DAMIFINO, TIMES A WASTIN. There was another plane they flew but that name faded over the years. This crew was very fortunate and they all survived all 35 bombing missions without serious injury. Dad told of an instance where a flak (anti-aircraft shell) burst hit close and a piece of shrapnel came through the plane and took the oxygen mask off the face of the crewman sitting next to him. Miraculously he was not injured when the mask was scythed off. On another mission a 1000 lb. bomb was stuck in the bomb rack. The plane flew with the bomb bay doors open for a while but at 20000 feet at over 200mph the cold (-50)/wind was unbearable. They dearmed the bomb and closed the bay doors. Eventually the bomb came loose, crashing through the bay doors and fell into a field in France. Dad watched the bomb fall and hit a farmers field, leaving a huge crater even though the dis-armed bomb didn't go off. Dad said he often thought of that farmer plowing around that big crater as he plowed his own fields after the war. Dad witnessed attacks late in the war of the German ME262 Jet Fighters. He said they were lucky that those planes weren't around in large numbers as they were so fast that the gunners only saw a blurr when they came through the bomber formation. One of his saddest memories is witnessing the aircraft next to him take a direct hit in the bomb bay from a flak round. His best Air Corps friends were aboard. He saw the plane just come apart and a couple parachutes open which were consumed by the flames of the burning high octane fuel. That must have been a nerve shattering sight. That was on October 12th, 1944. The plane was named "OFF LIMITS AGAIN". The mission target was Osnabrook Germany. Pilot Bridgeman was quite a pilot. When all targets were clouded over they were to return to the English Channel and ditch their bomb loads. Pilot Paul Bridgeman would not waste the bombs and on more than one occasion hauled them back to the Attlebridge airfield and landed with them so they could be re used.
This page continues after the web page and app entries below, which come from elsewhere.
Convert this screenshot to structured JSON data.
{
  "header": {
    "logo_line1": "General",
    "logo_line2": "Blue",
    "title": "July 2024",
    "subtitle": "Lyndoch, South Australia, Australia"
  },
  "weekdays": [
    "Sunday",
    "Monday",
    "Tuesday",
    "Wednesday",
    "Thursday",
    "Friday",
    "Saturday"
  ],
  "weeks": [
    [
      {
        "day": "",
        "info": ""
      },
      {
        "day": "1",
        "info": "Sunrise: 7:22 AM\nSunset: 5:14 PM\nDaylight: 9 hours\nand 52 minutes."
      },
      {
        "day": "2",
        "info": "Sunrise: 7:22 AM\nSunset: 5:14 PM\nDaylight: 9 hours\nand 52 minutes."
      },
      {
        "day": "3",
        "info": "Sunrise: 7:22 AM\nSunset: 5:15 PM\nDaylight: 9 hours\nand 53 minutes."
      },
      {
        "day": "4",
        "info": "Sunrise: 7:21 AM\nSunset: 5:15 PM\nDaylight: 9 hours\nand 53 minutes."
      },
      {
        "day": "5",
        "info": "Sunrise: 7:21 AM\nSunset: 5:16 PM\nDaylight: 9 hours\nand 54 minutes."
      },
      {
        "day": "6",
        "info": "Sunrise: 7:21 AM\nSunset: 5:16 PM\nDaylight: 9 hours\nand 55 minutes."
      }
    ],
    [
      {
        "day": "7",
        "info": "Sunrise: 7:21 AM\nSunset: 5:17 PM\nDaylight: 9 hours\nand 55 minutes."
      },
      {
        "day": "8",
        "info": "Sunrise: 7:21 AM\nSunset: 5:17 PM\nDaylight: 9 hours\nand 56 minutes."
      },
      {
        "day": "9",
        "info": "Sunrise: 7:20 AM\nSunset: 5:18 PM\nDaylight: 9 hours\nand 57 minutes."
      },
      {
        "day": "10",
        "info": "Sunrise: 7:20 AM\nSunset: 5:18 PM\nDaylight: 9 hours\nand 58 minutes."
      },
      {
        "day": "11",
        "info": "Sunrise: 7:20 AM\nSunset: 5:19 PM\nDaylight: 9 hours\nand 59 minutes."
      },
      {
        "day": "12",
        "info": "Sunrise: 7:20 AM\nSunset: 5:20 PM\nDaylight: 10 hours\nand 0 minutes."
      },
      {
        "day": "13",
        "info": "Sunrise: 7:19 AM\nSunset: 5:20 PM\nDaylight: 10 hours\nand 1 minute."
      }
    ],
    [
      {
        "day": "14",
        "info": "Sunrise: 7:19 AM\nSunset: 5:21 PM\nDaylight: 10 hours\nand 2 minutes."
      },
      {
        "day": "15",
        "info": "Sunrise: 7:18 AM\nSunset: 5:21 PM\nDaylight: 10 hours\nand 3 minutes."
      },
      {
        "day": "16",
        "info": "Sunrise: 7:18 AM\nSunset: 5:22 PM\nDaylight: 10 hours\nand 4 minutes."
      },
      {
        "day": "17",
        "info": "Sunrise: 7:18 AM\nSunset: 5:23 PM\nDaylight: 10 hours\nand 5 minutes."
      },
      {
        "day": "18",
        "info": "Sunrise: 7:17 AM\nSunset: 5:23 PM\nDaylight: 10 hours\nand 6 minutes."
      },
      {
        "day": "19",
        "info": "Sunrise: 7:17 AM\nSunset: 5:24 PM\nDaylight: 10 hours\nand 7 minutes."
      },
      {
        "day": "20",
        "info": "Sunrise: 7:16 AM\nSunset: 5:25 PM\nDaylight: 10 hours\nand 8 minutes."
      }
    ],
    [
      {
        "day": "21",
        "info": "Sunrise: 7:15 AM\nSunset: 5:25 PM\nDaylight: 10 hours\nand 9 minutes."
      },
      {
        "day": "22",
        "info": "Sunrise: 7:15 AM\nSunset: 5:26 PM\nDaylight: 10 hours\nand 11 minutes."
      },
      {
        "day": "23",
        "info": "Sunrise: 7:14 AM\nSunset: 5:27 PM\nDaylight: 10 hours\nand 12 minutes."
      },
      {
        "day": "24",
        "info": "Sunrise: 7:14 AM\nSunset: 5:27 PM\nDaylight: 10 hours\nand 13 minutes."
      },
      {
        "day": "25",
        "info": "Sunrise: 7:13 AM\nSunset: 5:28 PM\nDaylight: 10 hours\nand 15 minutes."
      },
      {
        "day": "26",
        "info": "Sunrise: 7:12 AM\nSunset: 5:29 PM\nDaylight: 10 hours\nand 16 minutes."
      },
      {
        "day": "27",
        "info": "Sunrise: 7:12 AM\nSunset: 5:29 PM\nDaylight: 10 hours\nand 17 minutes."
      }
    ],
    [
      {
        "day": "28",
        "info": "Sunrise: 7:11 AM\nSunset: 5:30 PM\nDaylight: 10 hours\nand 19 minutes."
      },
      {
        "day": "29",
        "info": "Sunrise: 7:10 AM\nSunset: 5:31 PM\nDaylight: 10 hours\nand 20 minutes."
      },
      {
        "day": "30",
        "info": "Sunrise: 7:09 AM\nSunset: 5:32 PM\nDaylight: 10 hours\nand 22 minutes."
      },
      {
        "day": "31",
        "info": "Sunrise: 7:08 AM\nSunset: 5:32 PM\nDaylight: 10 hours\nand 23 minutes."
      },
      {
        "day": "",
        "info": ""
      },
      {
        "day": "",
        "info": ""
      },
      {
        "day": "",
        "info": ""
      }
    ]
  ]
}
snuck him on board on a training mission. Upon returning to their airfield they encountered heavy fog and had to use the new navigation instruments for the first time under real conditions. Dad and the crew were petrified to land under these conditions. Of course they reverted to there training and took the plane in, luckily without a hitch. Dad never told his brother how close they were to crashing. Claude just rode along thinking this was just business as usual. Little did he know that they had cheated death. At one point the crew hauled gasoline into France for Patton's army. These flights were un nerving due to the fumes in the aircraft. They filled every type of container available with gas; cans ,aircraft drop tanks, anything that would hold fuel. Of course their landing weights were heavy. They witnessed many planes crash on take off and just be obliterated. These WW2 veterans are all hero's in my book. There were thousands of other heros which never came home and never got to grow up....... the cost of freedom that so many take for granted.